The in-home worker told her a story of a person getting
pulled over by the police for speeding. The officer approached the car, yelled at the driver, threatened to give him a ticket, and then just left. Unphased and used to being yelled at, the driver continued speeding. This became a daily routine - speeding, yelling, and no ticket. The in-home worker asked Susan how the speeding would stop. She replied, “By giving the driver a ticket ...” As she said this, it dawned on her that she was doing the same thing; yelling and not taking any action to stop the offensive behavior.
Susan was on board. She and the in-home worker talked about specific changes that could be made:
If a child was late for curfew, time would be taken off the next outing.
If chores were neglected, there would be no privileges until they were done.
Being disrespectful meant extra work.
No Yelling Involved!
Susan was eager to implement these skills, her children, however, did not share the same enthusiasm.

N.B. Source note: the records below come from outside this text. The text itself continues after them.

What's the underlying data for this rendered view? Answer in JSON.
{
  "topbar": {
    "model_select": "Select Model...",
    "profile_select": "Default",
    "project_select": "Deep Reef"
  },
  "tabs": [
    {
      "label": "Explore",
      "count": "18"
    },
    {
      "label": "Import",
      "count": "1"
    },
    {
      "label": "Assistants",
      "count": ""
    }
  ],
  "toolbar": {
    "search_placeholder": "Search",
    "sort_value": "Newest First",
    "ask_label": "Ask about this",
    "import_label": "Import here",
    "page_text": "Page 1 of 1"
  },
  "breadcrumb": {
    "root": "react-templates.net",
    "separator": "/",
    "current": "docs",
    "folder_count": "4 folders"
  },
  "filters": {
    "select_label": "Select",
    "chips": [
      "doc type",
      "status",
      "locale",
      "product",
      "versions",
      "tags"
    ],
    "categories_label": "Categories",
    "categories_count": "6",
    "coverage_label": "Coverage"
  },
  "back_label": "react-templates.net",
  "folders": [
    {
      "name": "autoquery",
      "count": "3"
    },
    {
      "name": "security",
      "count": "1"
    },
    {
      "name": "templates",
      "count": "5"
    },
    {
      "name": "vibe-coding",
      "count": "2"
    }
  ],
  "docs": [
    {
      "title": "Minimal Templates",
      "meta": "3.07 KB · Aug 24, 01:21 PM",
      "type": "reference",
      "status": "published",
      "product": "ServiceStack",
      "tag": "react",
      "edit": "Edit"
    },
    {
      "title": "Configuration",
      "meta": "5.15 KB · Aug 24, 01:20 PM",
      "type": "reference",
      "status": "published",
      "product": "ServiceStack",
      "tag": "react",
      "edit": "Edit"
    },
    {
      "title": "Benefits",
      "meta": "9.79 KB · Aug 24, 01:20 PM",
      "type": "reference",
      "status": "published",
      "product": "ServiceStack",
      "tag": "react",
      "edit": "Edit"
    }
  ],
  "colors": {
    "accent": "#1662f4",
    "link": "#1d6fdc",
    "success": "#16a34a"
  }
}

They believed they could wear their mother down by complaining, pleading, and even being defiant.
But this time was different. Mom, with the in-home worker's encouragement and advice, stayed strong and did not succumb to the children's manipulations. Susan noticed that as she remained firm and consistent, her children's manipulations decreased. Now when the in-home worker drives past Susan's house, he occasionally sees her sitting on the front porch steps, smiling and relaxed as she interacts with her children. Mom is calm and the children are cooperative.
Does this all sound familiar to you?
Do you know someone who is frustrated?
Are you at your limit trying to figure out your kids?
Check out this article online https://www.mother.ly/child/yelling-doesnt-work5-things-to-try-instead or contact us at (641) 752-3912 for a free 15-minute consultation with one of our Family Support Specialists.